White families often used “decreasing property values” as a reason to leave the neighborhood. Additionally, the rise of the highway system with the Federal Aid Highway Act of 1956 allowed families to move to suburbs and commute to the city for work, which also contributed to the moves of white and Black families.

One thing that set Eastgate apart was the fact that it was home to several Tuskegee Airmen, the first Black military pilots in the United States Armed Forces.

The name “Tuskegee Airmen” comes from the Tuskegee Institute in Alabama, where 926 pilots earned their credentials under the Army Air Force Aviation Cadet program.

In July 1945, many men who were part of the squadrons relocated to Lockbourne Air Base, 12 miles southeast of Columbus. Lockbourne, known today as Rickenbacker International Airport, is where many airmen met their future wives.

Julie Kyle’s parents met at Lockbourne Air Base. Kyle, born in 1948, is the daughter of late Tuskegee Airmen Walter Kyle. Her family moved into the Eastgate neighborhood when she was around five years old after her father lost his leg in the Korean War. She has lived in her childhood home since then.

“It was a great neighborhood to grow up in,” Kyle said. “We just get along with everybody. The neighbors were all great and everything and it was just like, everybody knew everybody.”
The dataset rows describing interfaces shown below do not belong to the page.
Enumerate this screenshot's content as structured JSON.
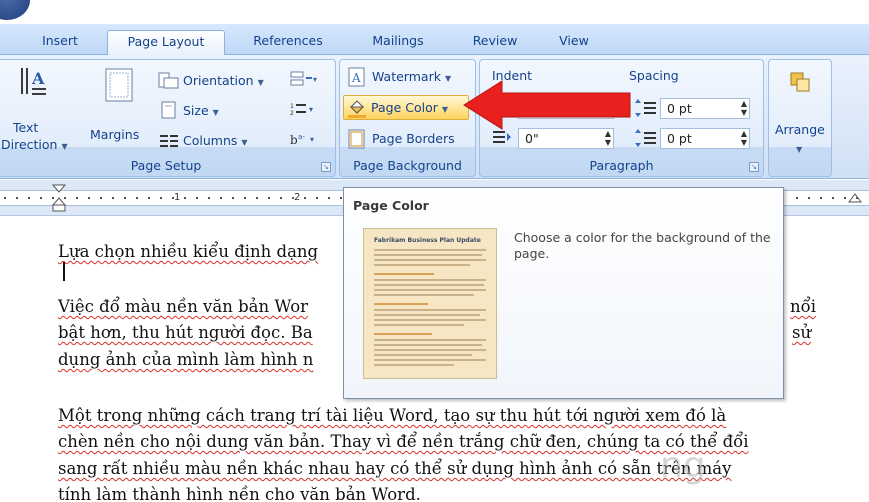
{
  "tabs": [
    "Insert",
    "Page Layout",
    "References",
    "Mailings",
    "Review",
    "View"
  ],
  "active_tab": "Page Layout",
  "page_setup": {
    "label": "Page Setup",
    "text_direction_line1": "Text",
    "text_direction_line2": "Direction",
    "margins": "Margins",
    "orientation": "Orientation",
    "size": "Size",
    "columns": "Columns"
  },
  "page_background": {
    "label": "Page Background",
    "watermark": "Watermark",
    "page_color": "Page Color",
    "page_borders": "Page Borders"
  },
  "paragraph": {
    "label": "Paragraph",
    "indent_header": "Indent",
    "indent_right_value": "0\"",
    "spacing_header": "Spacing",
    "spacing_before": "0 pt",
    "spacing_after": "0 pt"
  },
  "arrange": {
    "label": "Arrange"
  },
  "ruler": {
    "numbers": [
      "1",
      "2"
    ]
  },
  "tooltip": {
    "title": "Page Color",
    "description": "Choose a color for the background of the page.",
    "thumbnail_title": "Fabrikam Business Plan Update"
  },
  "document": {
    "lines": [
      "Lựa chọn nhiều kiểu định dạng",
      "Việc đổ màu nền văn bản Wor",
      "bật hơn, thu hút người đọc. Ba",
      "dụng ảnh của mình làm hình n",
      "Một trong những cách trang trí tài liệu Word, tạo sự thu hút tới người xem đó là",
      "chèn nền cho nội dung văn bản. Thay vì để nền trắng chữ đen, chúng ta có thể đổi",
      "sang rất nhiều màu nền khác nhau hay có thể sử dụng hình ảnh có sẵn trên máy",
      "tính làm thành hình nền cho văn bản Word."
    ],
    "right_fragments": [
      "nổi",
      "sử"
    ]
  },
  "watermark_text": "ng",
  "colors": {
    "ribbon": "#dbe8f8",
    "arrow": "#e8201e",
    "text": "#15428b"
  }
}
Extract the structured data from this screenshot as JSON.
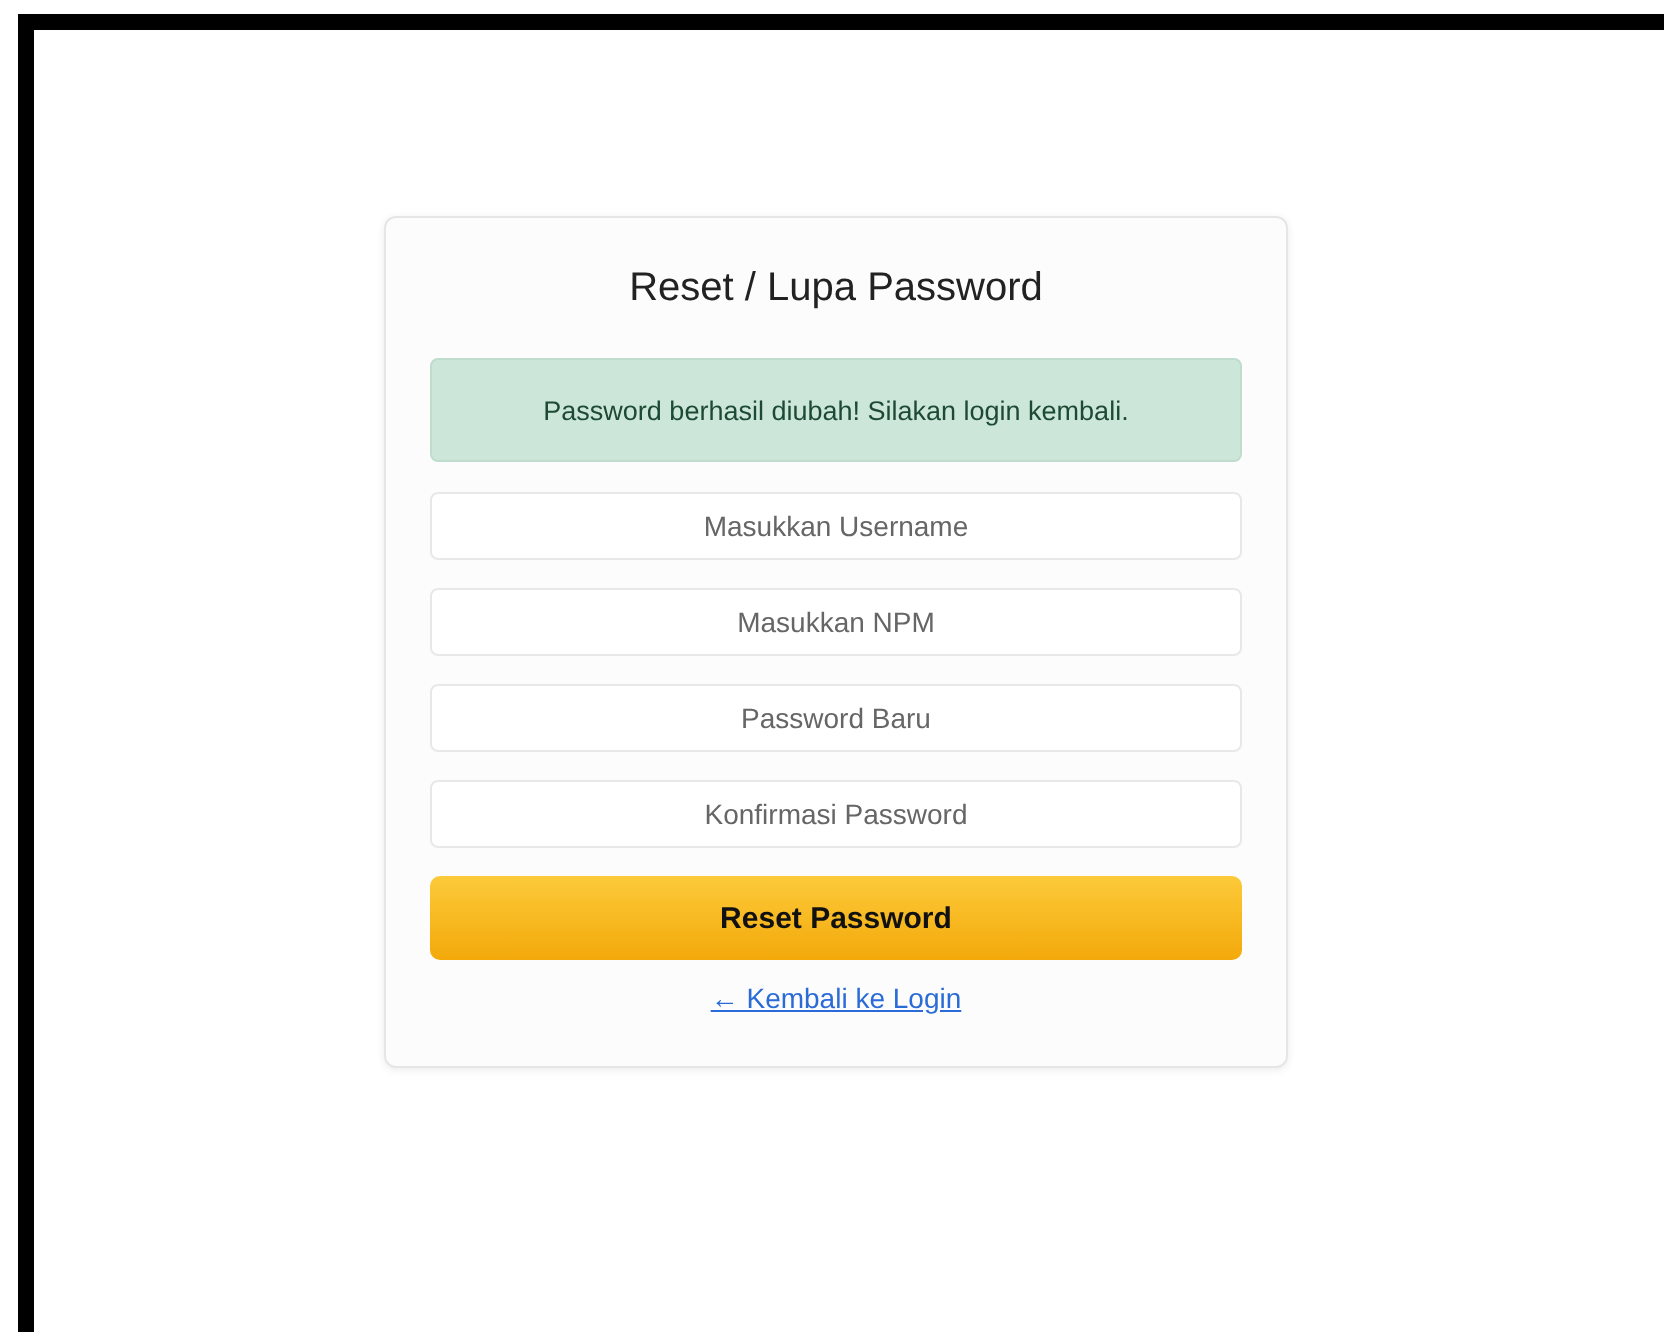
{
  "card": {
    "title": "Reset / Lupa Password",
    "alert": {
      "kind": "success",
      "text": "Password berhasil diubah! Silakan login kembali."
    },
    "fields": [
      {
        "placeholder": "Masukkan Username"
      },
      {
        "placeholder": "Masukkan NPM"
      },
      {
        "placeholder": "Password Baru"
      },
      {
        "placeholder": "Konfirmasi Password"
      }
    ],
    "submit_button": "Reset Password",
    "back_link": "← Kembali ke Login"
  }
}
At one time, Eastgate was home to six Tuskegee Airmen and their families. WOSU could not find evidence of a mortgage incentive program in Eastgate for Tuskegee airmen.

An image of Tuskegee Airmen standing outside at Lockbourne Air Base.
Columbus Metropolitan Library
Tuskegee Airmen were relocated to Lockbourne Air Base outside of Columbus.

Kyle said she thinks the neighborhood appealed to Tuskegee Airmen because its racial demographic was changing.

“A lot of people were moving out and the homes became more available to Blacks, basically,” she said.

Eastgate remained a largely Black neighborhood until the early 2000s, which is when white families started moving back in. According to census data, the white population in Eastgate and its surrounding area increased from 17% in 2010 to 32% in 2020, while the Black population decreased from 77% in 2010 to 57% in 2020.

The whole population of the neighborhood has also increased by 5%.

“It was surprising at first, but then it was like, people realized that this neighborhood here, it was well established,” Kyle said.

Kyle said that even though she does not know her neighbors as well as she once did, she still enjoys living in her quaint neighborhood.

Do you have a question for Curious Cbus? Use the submission form below: